Michael Joseph Pratt, 18, of 815 21st St. NE, was released in his mother's custody by D.C. Superior Court Judge Iraline Barnes yesterday, pending a prliminary hearing Sept. 30.

After reviewing police evidence in the case, the U.S. attorney's office decided to prosecute Pratt on the involuntary manslaughter charge. Prosecutors apparently agreed with police that the shooting was accidental and did not stem from an argument as several eyewitnesses told reporters Wednesday.

Involuntary maslaughter, according to one prosecutor, is the "unlawful killing of a human beign without malice -- it may be a killing committed without a specific intent to kill or even without the specific intent to inflict the injury which causes death."

Pratt was arrested by police at Spingarn High School shortly after the 10:30 a.m. shooting. According to police accounts, Pratt and the dead youth, Adrian (Ajax) Precia, were among about 50 students and nine school officials who were gathered in the school's auditorium for registration. s

Pratt, Precia and several other students, police said, were sitting in the front row of the auditorium, passing around a .25-caliber pistol that a third student had brought to school with him when the gun went off, Fatally injuring Precia.

Following the shooting, D.C. Deputy Police Chief Alfonso Gibson, commander of the department's criminal investigations division, said there was "absolutely no evidence of an argument" among the youths, and that all the youths involved were friends.

However, several eyewitnesses, students in the auditorium at the time, said Wednesday that they believed the shooting was precipitated by an argument between Pratt and Precia: "one dude said he'd shoot Ajax and Ajax say, 'no you won't,'" a 17-year-old student told The Washington Post. "then the gun went off."

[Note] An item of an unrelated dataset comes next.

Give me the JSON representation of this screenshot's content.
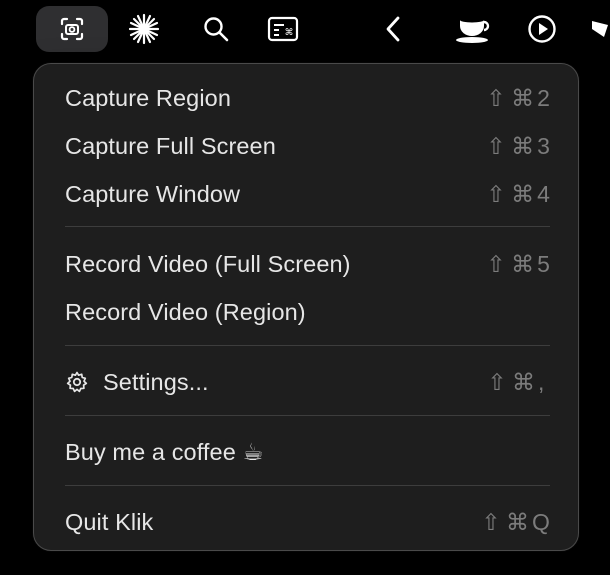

In response to the shooting, D.C. City Council Chairman Arrington Dixon said yesterday that "this kind o f incident in our schools is intolerable," and that he would propose emergency legislation to give school officials better control over who can gain access to D.C. public schools by locking some outside doors to the buildings.

Dixon said the legislation will be bought before the council on Tuesday that would require changes in the city's fire code, which currently prohibits locked doors during school hours, He said he hoped this would help resolve the city's lingering problems with in-school violence.

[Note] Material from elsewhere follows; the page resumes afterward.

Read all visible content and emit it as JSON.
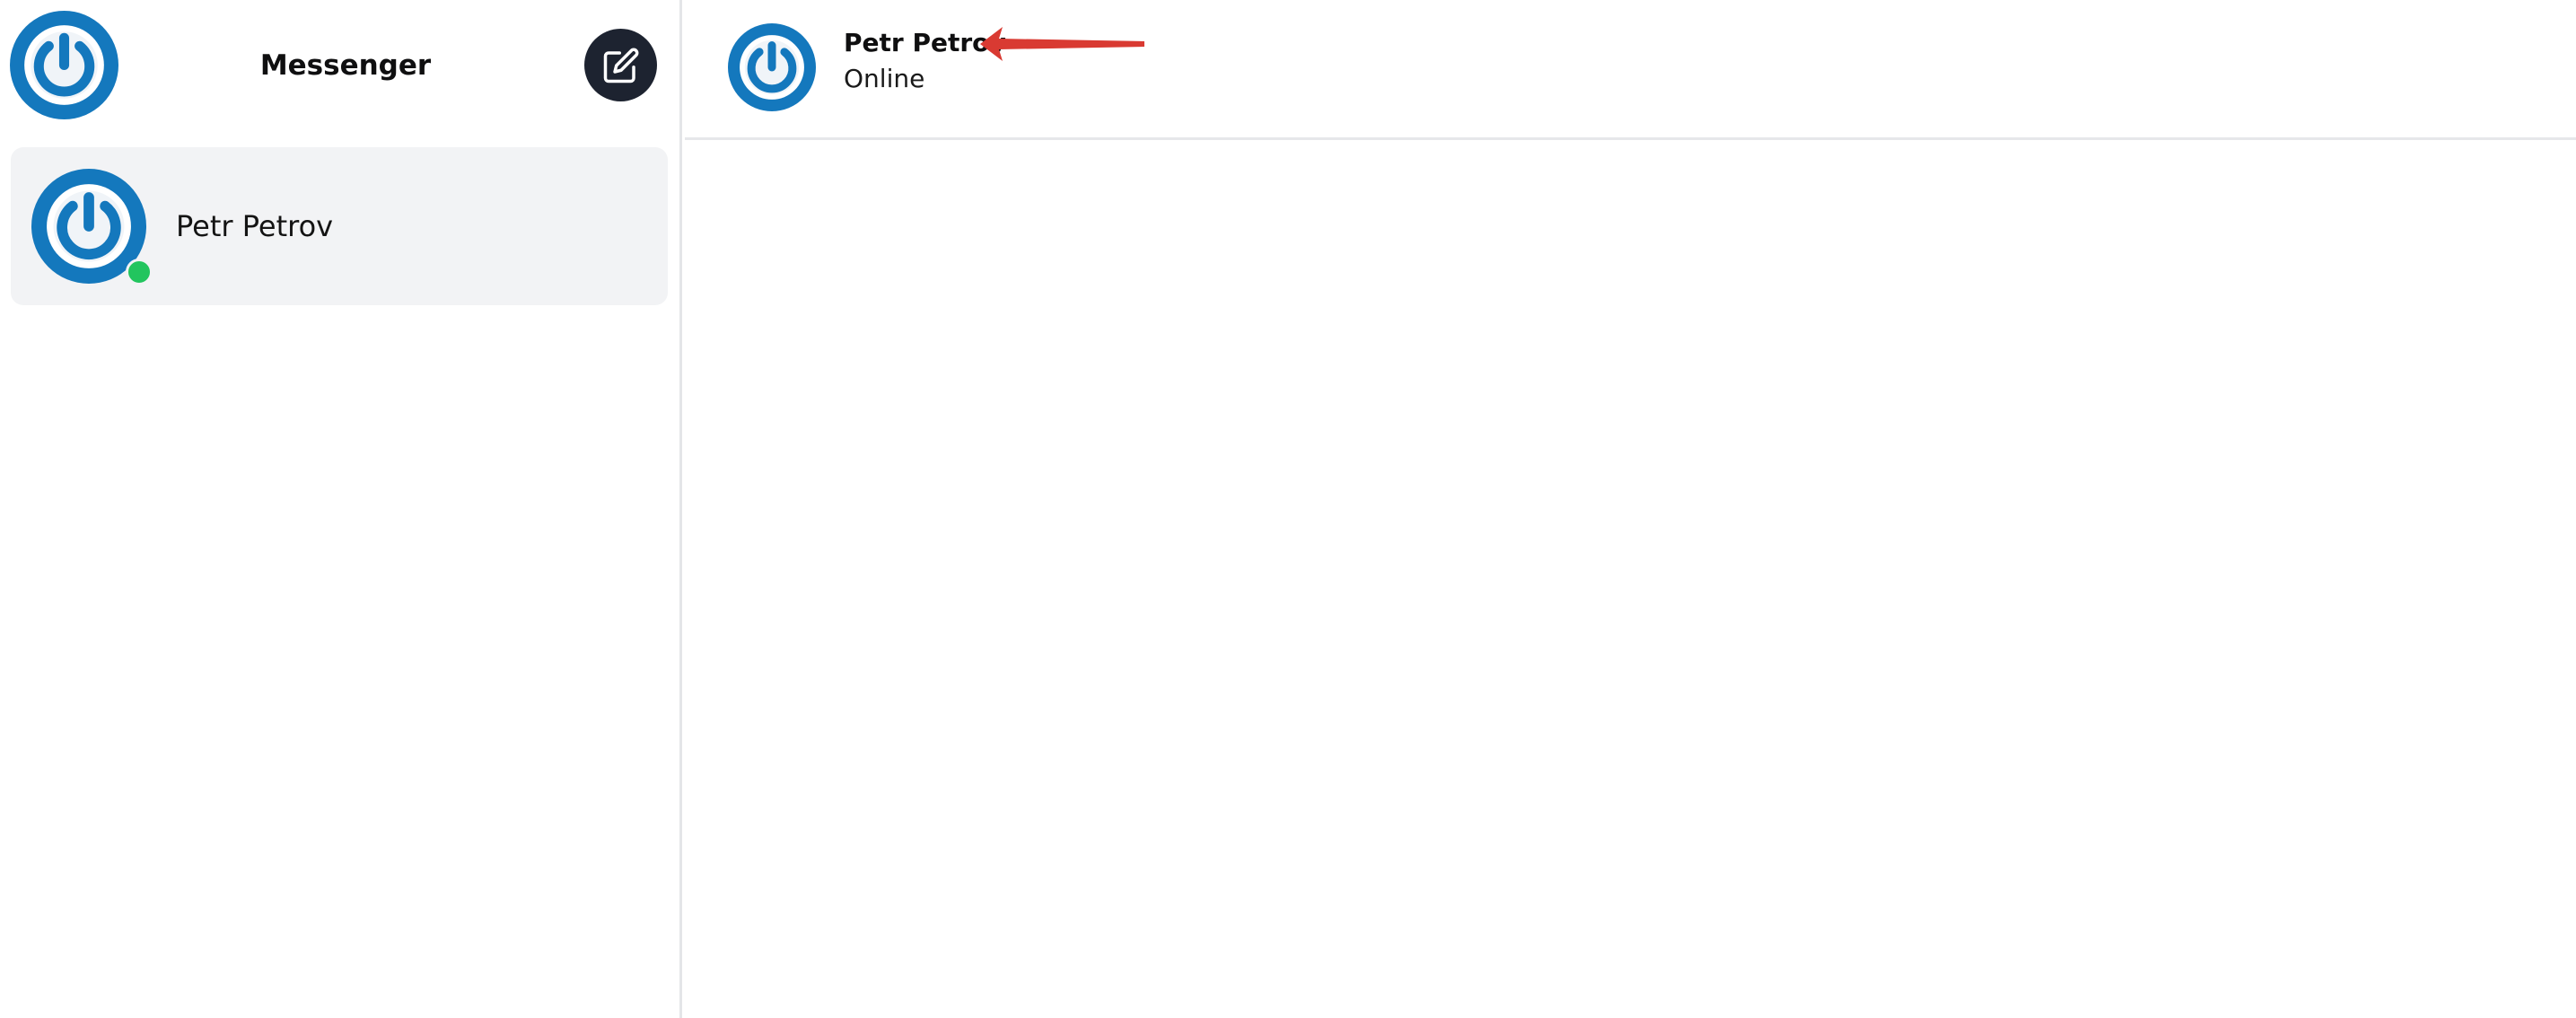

Meanwhile, following an argument over 25 cents at Woodson Senior High School in Northeast Washington, two 17-year-old students were arrested yesterday afternoon and charged with assault.

Police said that after the disagreement, one student stabbed another in the back with a knife. Seeing this, a third student threw a bottle at the knife-wielding youth, cutting him. Both students were treated for their injuries and then released from D.C. General Hospital.